By Andrew Willis
Investment banks are running into headwinds as they attempt to sell $2.5 billion of equity in Manulife Financial, with roughly a quarter of the offering reportedly still unsold as of lunch hour on Thursday.
Manulife launched its second large stock sale in less than a year into a weak market, as the S&P/TSX benchmark is down. That weak tone, along with investor uncertainty over Manulife’s prospects, translated into a relatively slow share sale, despite a hefty 6% discount on the offering.
In contrast, a recent series of large stock issues from Canadian companies, such as a $4 billion (U.S.) outing by Barrick Gold (NYSE:ABX), have all sold quickly.
Manulife sold equity at $19 a share late Wednesday to a syndicate of underwriters led by Scotia Capital and RBC Dominion Securities. The stock closed at $20.18 before the transaction was announced. Manulife stock opened Thursday at $19, the issue price, but has since traded as low as $18.50.

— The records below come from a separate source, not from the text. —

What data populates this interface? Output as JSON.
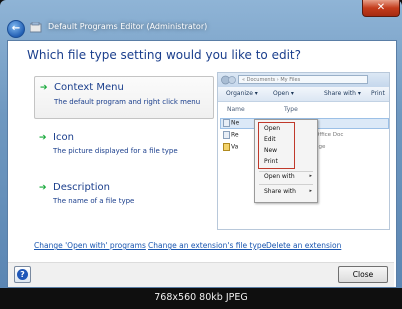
{
  "window": {
    "title": "Default Programs Editor (Administrator)",
    "close_glyph": "✕",
    "back_glyph": "←"
  },
  "heading": "Which file type setting would you like to edit?",
  "options": [
    {
      "title": "Context Menu",
      "description": "The default program and right click menu",
      "selected": true
    },
    {
      "title": "Icon",
      "description": "The picture displayed for a file type",
      "selected": false
    },
    {
      "title": "Description",
      "description": "The name of a file type",
      "selected": false
    }
  ],
  "option_arrow": "➔",
  "preview": {
    "address": "« Documents › My Files",
    "toolbar": {
      "organize": "Organize ▾",
      "open": "Open ▾",
      "share": "Share with ▾",
      "print": "Print"
    },
    "columns": {
      "name": "Name",
      "type": "Type"
    },
    "rows": [
      "Ne",
      "Re",
      "Va"
    ],
    "row_info": [
      "Office Doc",
      "nge"
    ],
    "context_menu": [
      "Open",
      "Edit",
      "New",
      "Print",
      "Open with",
      "Share with"
    ],
    "submenu_glyph": "▸"
  },
  "links": [
    "Change 'Open with' programs",
    "Change an extension's file type",
    "Delete an extension"
  ],
  "footer": {
    "help_glyph": "?",
    "close_label": "Close"
  },
  "caption": "768x560 80kb JPEG",
  "colors": {
    "link": "#1a56b0",
    "heading": "#1a3e8c",
    "arrow": "#17a93a",
    "highlight": "#c0392b"
  }
}
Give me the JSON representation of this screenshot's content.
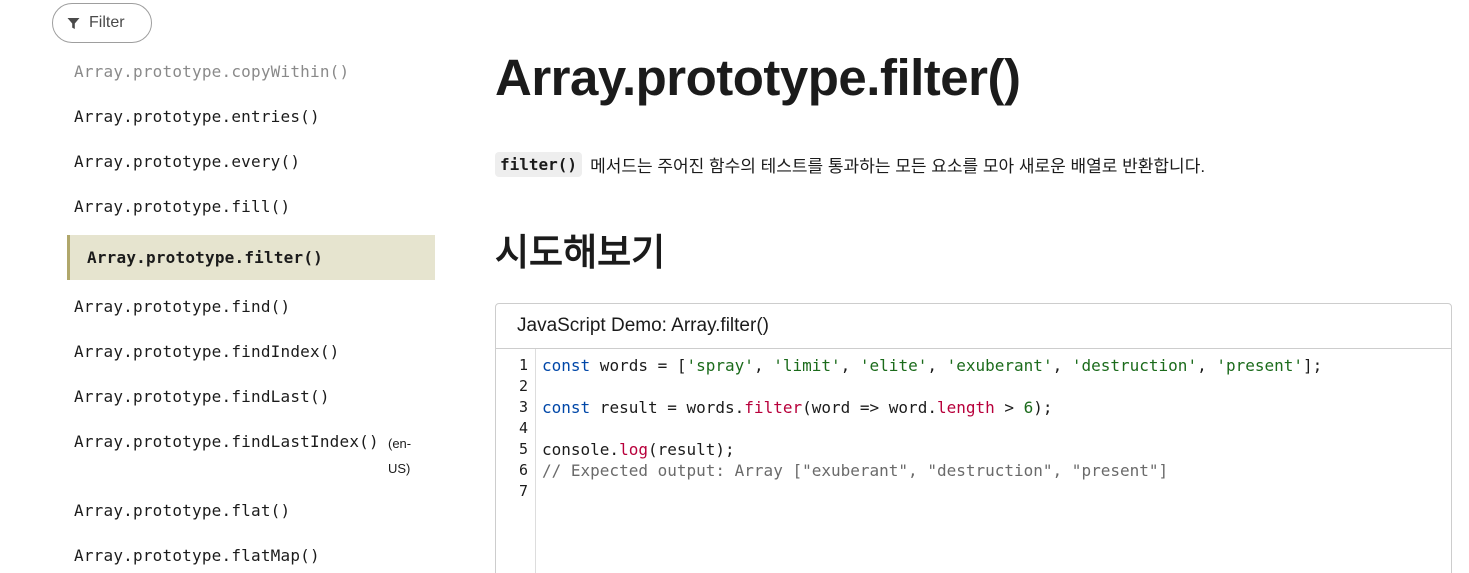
{
  "filter": {
    "label": "Filter"
  },
  "sidebar": {
    "items": [
      {
        "label": "Array.prototype.copyWithin()"
      },
      {
        "label": "Array.prototype.entries()"
      },
      {
        "label": "Array.prototype.every()"
      },
      {
        "label": "Array.prototype.fill()"
      },
      {
        "label": "Array.prototype.filter()"
      },
      {
        "label": "Array.prototype.find()"
      },
      {
        "label": "Array.prototype.findIndex()"
      },
      {
        "label": "Array.prototype.findLast()"
      },
      {
        "label": "Array.prototype.findLastIndex()"
      },
      {
        "label": "Array.prototype.flat()"
      },
      {
        "label": "Array.prototype.flatMap()"
      }
    ],
    "lang_tag_1": "(en-",
    "lang_tag_2": "US)"
  },
  "main": {
    "title": "Array.prototype.filter()",
    "desc_code": "filter()",
    "desc_text": "메서드는 주어진 함수의 테스트를 통과하는 모든 요소를 모아 새로운 배열로 반환합니다.",
    "section_title": "시도해보기"
  },
  "demo": {
    "header": "JavaScript Demo: Array.filter()",
    "line_numbers": [
      "1",
      "2",
      "3",
      "4",
      "5",
      "6",
      "7"
    ],
    "code": {
      "l1_kw": "const",
      "l1_a": " words = [",
      "l1_s1": "'spray'",
      "l1_c1": ", ",
      "l1_s2": "'limit'",
      "l1_c2": ", ",
      "l1_s3": "'elite'",
      "l1_c3": ", ",
      "l1_s4": "'exuberant'",
      "l1_c4": ", ",
      "l1_s5": "'destruction'",
      "l1_c5": ", ",
      "l1_s6": "'present'",
      "l1_end": "];",
      "l3_kw": "const",
      "l3_a": " result = words.",
      "l3_fn": "filter",
      "l3_b": "(word => word.",
      "l3_prop": "length",
      "l3_c": " > ",
      "l3_num": "6",
      "l3_end": ");",
      "l5_a": "console.",
      "l5_fn": "log",
      "l5_b": "(result);",
      "l6_comment": "// Expected output: Array [\"exuberant\", \"destruction\", \"present\"]"
    }
  }
}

“The tone of the market isn’t great, but no one is worried, this deal will move. Manulife is a quality name with a huge following,” said an executive at one dealer in the selling syndicate over lunch hour. He said roughly $500 million of stock was unsold at the end of the morning.
Part of the problem with this deal is optics. Manulife chief executive officer Don Guloien whipsawed investors by saying as recently as three months ago that selling equity was “the last thing we want to do,” then rolling out one of the largest share offerings ever seen in Canadian capital markets.
Manulife’s CEO has also said the new capital is meant to both shore up the balance sheet and fund potential acquisitions, two very different reasons for diluting existing shareholders.
Manulife is using $1 billion of the capital it raised to pay down a credit facility with the Canadian banks, struck last November, and investment dealer subsidiaries of the banks are responsible for the bulk of the stock sale. Investment bankers say the process signals Manulife is using this cash for internal purposes, not takeovers.
“If Don Guloien is planning an acquisition, he would do the deal, take a bridge loan, then go out on the road, sell the deal to U.S. investors, and then do a marketed stock sale,” said one Canadian investment banker, adding that there are no rumours of Manulife stalking weaker foreign rivals.
The investment banks charged a 3.5% fee on Manulife’s stock sale, so their commission is 66.5 cents per share, or $87 million. That means the Street will avoid a loss as long as it can sell the Manulife equity at $18.33 a share or more.
The volume of trading in Manulife on the TSX is twice Thursday what’s normally seen in the stock, as more than 20 million shares have changed hands.